Parasitic mite syndrome is caused by the mite, Varroa destructor, in combination with the virus, deformed wing virus (DWV). Parasitic mite syndrome, also known as varroosis, is one of the three most prevalent diseases in the UK (the others being sacbrood and chalkbrood). 


When Varroa feeds on developing brood, it acts as a vector for transmission of DWV. Individual bees infested with Varroa during their development usually survive to emergence, but will suffer from physiological damage as adults, such as a shorter lifespan, reduced weight upon emergence, and an increased susceptibility to infections. 

As colonies become more heavily infested with mites, levels of DWV increase in the colony. At high levels, DWV kills pupae and causes deformed wings in adult bees. Signs of this condition indicates a terminal decline of the colony.
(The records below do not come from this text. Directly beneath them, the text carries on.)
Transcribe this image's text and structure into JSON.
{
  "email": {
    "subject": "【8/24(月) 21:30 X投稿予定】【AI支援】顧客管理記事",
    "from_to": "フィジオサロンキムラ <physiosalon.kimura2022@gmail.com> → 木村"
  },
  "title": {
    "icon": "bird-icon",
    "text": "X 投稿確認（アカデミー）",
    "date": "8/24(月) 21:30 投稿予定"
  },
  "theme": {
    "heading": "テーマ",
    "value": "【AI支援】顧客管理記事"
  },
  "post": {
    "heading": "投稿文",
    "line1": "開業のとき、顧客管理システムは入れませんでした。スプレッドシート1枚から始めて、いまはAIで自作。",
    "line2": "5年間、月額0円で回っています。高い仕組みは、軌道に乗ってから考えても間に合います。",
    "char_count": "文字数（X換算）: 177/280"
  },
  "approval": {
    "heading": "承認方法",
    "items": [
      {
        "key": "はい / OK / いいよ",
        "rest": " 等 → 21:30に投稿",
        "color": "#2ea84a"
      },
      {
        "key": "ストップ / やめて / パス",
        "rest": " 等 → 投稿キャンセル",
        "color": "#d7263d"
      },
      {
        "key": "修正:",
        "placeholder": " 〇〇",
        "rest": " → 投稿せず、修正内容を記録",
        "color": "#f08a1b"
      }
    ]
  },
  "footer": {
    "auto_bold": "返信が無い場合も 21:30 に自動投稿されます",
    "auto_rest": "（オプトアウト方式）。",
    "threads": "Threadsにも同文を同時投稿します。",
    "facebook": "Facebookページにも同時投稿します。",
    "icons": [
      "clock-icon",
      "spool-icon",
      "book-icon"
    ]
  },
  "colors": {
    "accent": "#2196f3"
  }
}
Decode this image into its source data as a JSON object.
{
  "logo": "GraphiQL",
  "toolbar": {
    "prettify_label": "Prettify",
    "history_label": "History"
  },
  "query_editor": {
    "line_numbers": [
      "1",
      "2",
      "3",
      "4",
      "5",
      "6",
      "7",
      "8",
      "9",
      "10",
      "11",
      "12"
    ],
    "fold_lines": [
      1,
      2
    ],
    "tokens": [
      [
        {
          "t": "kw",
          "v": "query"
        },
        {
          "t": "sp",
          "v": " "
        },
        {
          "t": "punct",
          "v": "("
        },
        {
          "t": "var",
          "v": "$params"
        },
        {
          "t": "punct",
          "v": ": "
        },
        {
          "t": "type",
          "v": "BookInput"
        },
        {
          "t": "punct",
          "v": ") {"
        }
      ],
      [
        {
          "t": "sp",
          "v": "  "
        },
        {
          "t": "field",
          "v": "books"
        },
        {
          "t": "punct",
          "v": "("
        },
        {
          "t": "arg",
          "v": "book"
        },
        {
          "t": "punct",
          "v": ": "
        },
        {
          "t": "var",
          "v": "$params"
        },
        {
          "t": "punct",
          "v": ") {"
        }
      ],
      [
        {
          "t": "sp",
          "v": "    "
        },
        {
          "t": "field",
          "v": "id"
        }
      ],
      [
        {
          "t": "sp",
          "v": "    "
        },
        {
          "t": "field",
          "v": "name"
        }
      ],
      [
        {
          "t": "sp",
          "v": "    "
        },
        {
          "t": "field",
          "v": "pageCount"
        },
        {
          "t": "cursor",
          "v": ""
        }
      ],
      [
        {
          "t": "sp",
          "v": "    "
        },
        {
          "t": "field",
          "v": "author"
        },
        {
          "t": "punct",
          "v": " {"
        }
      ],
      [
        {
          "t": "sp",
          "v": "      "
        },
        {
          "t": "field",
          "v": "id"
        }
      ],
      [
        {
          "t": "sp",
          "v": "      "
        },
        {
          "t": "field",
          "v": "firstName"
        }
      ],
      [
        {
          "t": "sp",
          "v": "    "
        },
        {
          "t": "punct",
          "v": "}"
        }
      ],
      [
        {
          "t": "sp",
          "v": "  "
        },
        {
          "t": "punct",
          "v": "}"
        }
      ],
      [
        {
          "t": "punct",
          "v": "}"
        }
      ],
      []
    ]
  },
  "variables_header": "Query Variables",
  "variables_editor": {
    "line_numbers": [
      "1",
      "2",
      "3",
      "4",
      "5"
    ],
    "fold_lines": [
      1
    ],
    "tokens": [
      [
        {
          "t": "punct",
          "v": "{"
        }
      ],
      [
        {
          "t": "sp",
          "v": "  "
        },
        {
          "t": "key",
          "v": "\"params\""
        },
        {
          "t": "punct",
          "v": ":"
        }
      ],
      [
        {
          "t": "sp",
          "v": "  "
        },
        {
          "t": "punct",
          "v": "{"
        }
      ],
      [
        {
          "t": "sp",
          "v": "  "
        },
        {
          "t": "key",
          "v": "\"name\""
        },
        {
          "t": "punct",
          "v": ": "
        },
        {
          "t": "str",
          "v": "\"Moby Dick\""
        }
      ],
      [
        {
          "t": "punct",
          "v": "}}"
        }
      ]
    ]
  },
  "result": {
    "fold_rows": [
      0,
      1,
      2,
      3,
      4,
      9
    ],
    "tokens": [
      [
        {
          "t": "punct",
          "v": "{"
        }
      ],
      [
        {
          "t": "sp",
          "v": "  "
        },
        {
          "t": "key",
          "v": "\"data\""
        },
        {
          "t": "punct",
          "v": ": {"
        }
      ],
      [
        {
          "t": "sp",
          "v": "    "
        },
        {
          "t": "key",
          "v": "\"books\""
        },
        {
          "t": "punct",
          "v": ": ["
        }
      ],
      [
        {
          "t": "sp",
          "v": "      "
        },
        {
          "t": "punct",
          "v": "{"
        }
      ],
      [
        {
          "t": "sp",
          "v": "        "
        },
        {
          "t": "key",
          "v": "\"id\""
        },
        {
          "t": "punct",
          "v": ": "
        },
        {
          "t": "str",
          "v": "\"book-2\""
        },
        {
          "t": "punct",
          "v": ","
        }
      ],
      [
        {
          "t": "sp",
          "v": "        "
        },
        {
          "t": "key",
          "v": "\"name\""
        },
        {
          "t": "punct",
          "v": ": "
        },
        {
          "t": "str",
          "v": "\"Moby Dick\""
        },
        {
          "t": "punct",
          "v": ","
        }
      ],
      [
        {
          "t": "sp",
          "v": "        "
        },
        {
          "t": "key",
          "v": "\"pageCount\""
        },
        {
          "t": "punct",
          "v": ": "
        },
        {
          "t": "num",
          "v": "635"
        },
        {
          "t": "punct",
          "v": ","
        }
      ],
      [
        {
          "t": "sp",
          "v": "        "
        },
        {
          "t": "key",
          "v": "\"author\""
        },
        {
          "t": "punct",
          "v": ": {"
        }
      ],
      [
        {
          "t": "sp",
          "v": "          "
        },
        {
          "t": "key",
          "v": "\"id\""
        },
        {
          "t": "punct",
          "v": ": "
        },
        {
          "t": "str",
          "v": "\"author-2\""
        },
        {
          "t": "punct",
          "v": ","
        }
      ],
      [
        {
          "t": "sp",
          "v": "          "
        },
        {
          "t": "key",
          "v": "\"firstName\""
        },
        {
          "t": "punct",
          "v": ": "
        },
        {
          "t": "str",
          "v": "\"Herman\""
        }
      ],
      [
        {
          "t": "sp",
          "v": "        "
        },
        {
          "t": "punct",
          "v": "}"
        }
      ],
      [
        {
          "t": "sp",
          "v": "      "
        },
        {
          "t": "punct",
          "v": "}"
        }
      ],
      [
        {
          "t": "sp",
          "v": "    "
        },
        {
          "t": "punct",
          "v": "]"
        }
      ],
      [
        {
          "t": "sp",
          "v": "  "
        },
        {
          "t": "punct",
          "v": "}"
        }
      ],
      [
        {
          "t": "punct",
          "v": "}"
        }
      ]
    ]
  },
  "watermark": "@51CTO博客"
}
Recognising signs of parasitic mite syndrome

Due to the loss of pupae, an uneven, ‘pepperpot’ brood pattern will occur. As brood dies, there may be an insufficient number of young bees coming through to tend the brood, so neglected brood may become apparent. There may also be a lack of eggs and early brood stages.

Bees with deformed wings and shortened abdomens will become more common as the virus levels increase and there will be numerous Varroa mites observed on adult bees, on worker and drone pupae and on the hive floor. 

Brood abnormalities such as bald brood, patches of neglected and dead ‘emerging’ brood, often discoloured brown and partly cannibalised by the bees will be apparent.

A brood frame with an irregular brood pattern, dead and cannibalised pupae, nibbled cappings demonstrates the signs of parasitic mite syndrome and A close up of an adult female mite on a pale background is shown. The mite is brown with hairs on its legs and back.


Treatment and prevention of parasitic mite syndrome involves year-round management of Varroa mites. There are treatments and husbandry techniques that are effective at keeping mite levels below a threshold where it can damage colonies. For more comprehensive information about parasitic mite syndrome, and how to prevent it, please read our advisory leaflet, 'Managing Varroa’. 

Other brood disorders

For information on other brood diseases and disorders, please refer to our advisory leaflet ‘Foulbrood disease of honey bees and other common brood disorders’